We hear this question a lot.

And it's a great question to ask! Many people have questions about investing in LASIK. If you’ve ever considered LASIK surgery for yourself, you probably have a few questions about cost and payment options.

We encourage our patients not to think about LASIK in terms of what it may "cost" them. Rather, LASIK is an investment. This is money you will invest in your vision, in simplifying your life, having peace of mind and in saving you time. When deciding if LASIK is worth the investment, it might be helpful to consider these top questions:

What does LASIK treatment cover?

At McFarlands, we offer state-of-the-art, custom bladeless LASIK for all our LASIK patients. We do not have tiers of packages for features and ad-ons. We offer every single patient our best - safe and proven LASIK technology coupled with the personalized care of our skilled surgeon, Dr. Evan Newbolt, and his staff. 

All visits prior to your LASIK surgery are completely FREE to you, regardless if you decide to have LASIK! Your LASIK fee covers your LASIK surgery and all postoperative care for a year.

What is the recovery time for LASIK surgery?
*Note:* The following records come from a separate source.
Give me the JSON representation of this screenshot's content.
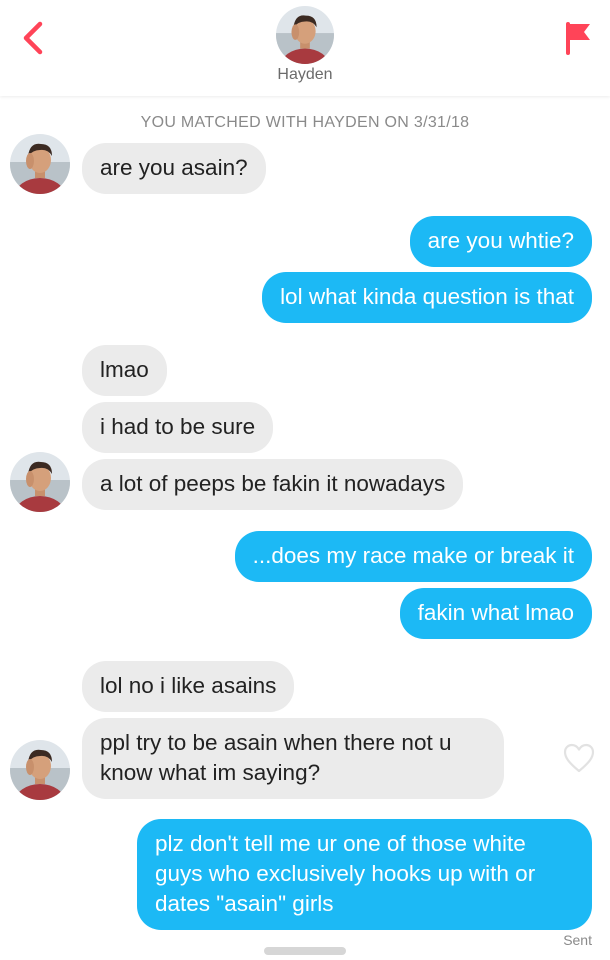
{
  "header": {
    "name": "Hayden",
    "icons": {
      "back": "chevron-left-icon",
      "flag": "report-flag-icon",
      "avatar": "profile-photo"
    }
  },
  "match_banner": "YOU MATCHED WITH HAYDEN ON 3/31/18",
  "messages": [
    {
      "from": "them",
      "text": "are you asain?"
    },
    {
      "from": "me",
      "text": "are you whtie?"
    },
    {
      "from": "me",
      "text": "lol what kinda question is that"
    },
    {
      "from": "them",
      "text": "lmao"
    },
    {
      "from": "them",
      "text": "i had to be sure"
    },
    {
      "from": "them",
      "text": "a lot of peeps be fakin it nowadays"
    },
    {
      "from": "me",
      "text": "...does my race make or break it"
    },
    {
      "from": "me",
      "text": "fakin what lmao"
    },
    {
      "from": "them",
      "text": "lol no i like asains"
    },
    {
      "from": "them",
      "text": "ppl try to be asain when there not u know what im saying?"
    },
    {
      "from": "me",
      "text": "plz don't tell me ur one of those white guys who exclusively hooks up with or dates \"asain\" girls"
    }
  ],
  "status": "Sent",
  "colors": {
    "outgoing": "#1cb9f5",
    "incoming": "#ebebeb",
    "flag": "#ff4458",
    "back": "#ff4458"
  }
}
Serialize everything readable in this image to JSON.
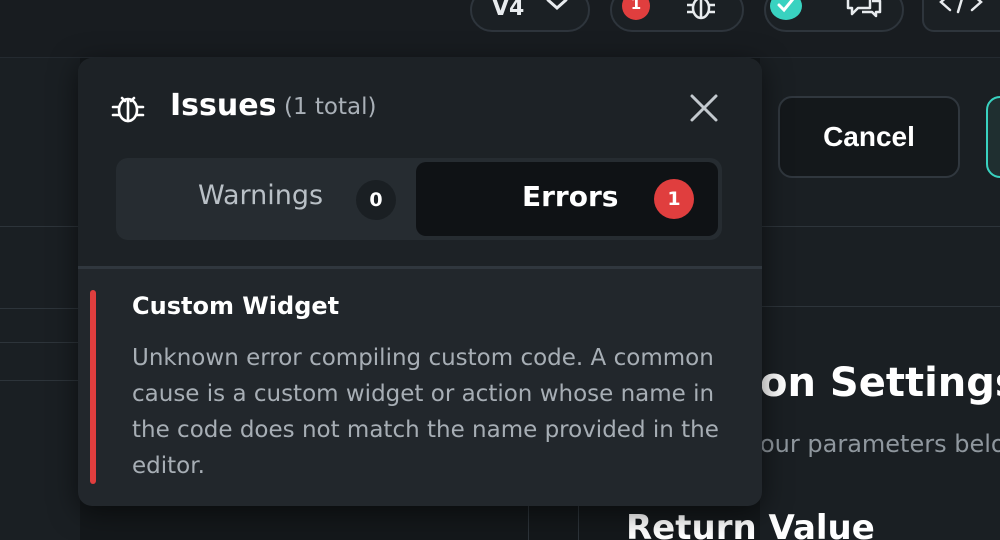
{
  "topbar": {
    "version_label": "V4",
    "issues_badge": "1"
  },
  "background": {
    "cancel_label": "Cancel",
    "heading_partial": "on Settings",
    "sub_partial": "our parameters belo",
    "return_partial": "Return Value"
  },
  "issues_panel": {
    "title": "Issues",
    "count_text": "(1 total)",
    "tabs": {
      "warnings": {
        "label": "Warnings",
        "count": "0"
      },
      "errors": {
        "label": "Errors",
        "count": "1",
        "active": true
      }
    },
    "items": [
      {
        "title": "Custom Widget",
        "message": "Unknown error compiling custom code. A common cause is a custom widget or action whose name in the code does not match the name provided in the editor.",
        "severity_color": "#e03e3e"
      }
    ]
  },
  "colors": {
    "error_red": "#e03e3e",
    "accent_teal": "#39d2c0",
    "panel_bg": "#22272c"
  },
  "icons": [
    "bug-icon",
    "close-icon",
    "chevron-down-icon",
    "check-icon",
    "chat-icon",
    "code-icon"
  ]
}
One of the great things about bladeless custom LASIK surgery is the fast recovery time. While we recommend that patients take it easy for the next day after their LASIK surgery, many patients are able to resume normal activities the very next day. Most of our patients do not have to take more than two days off of work. Many choose to go back to work the next day after their one day postoperative appointment. Each patient is different. Your doctor will explain your specific recovery time.

When does it makes sense financially?

Depending on the type of contact lenses and glasses you wear, LASIK vision correction may save you money! Just imagine if you never had to buy contacts, glasses and solution again! In addition, the FDA considers LASIK a safe, permanent procedure, which is great news! This means that you can enjoy the benefits of living life free of the inconvenience and expense of glasses and contacts for years!

There are a number of tools available to compare the cost of LASIK to the lifetime costs associated with glasses or contact lenses. BackInFocus.com has an easy to use calculator that can be found here.

Ultimately, you will determine if LASIK is worth the investment. We recommend gathering all possible information from your eye physician and determining what makes sense for you. We are happy to help answer any questions you may have about financing and payment options.

November is Diabetic Eye Disease Month!

Diabetic Eye Disease - McFarland Eye Care

Diabetic eye diseases are a group of eye conditions or health risks that can affect those with diabetes. These conditions include diabetic retinopathy and diabetic macular edema, as well as an increased risk of developing cataracts or glaucoma.

When unmonitored or untreated, high blood sugar levels can damage tiny blood vessels in the eye and cause irreparable damage. This condition is called Diabetic Retinopathy.

Another common diabetic eye condition is Diabetic Macular Edema (DME). This condition occurs when fluid builds up on the macula, a region of the retina. This is one of the most common causes of vision loss or blindness in people with diabetic retinopathy. When the macula is affected by DME, straight-ahead vision may be compromised, causing difficulty during activities such as reading, driving, or watching TV.

Fortunately, diabetic eye conditions can be managed very successfully, preventing future vision loss or damage. Early detection and treatment is the key, however, making it very important for people with diabetes to see their eye care physician regularly.

Some information for this article was taken from National Eye Institute research, and can be found here.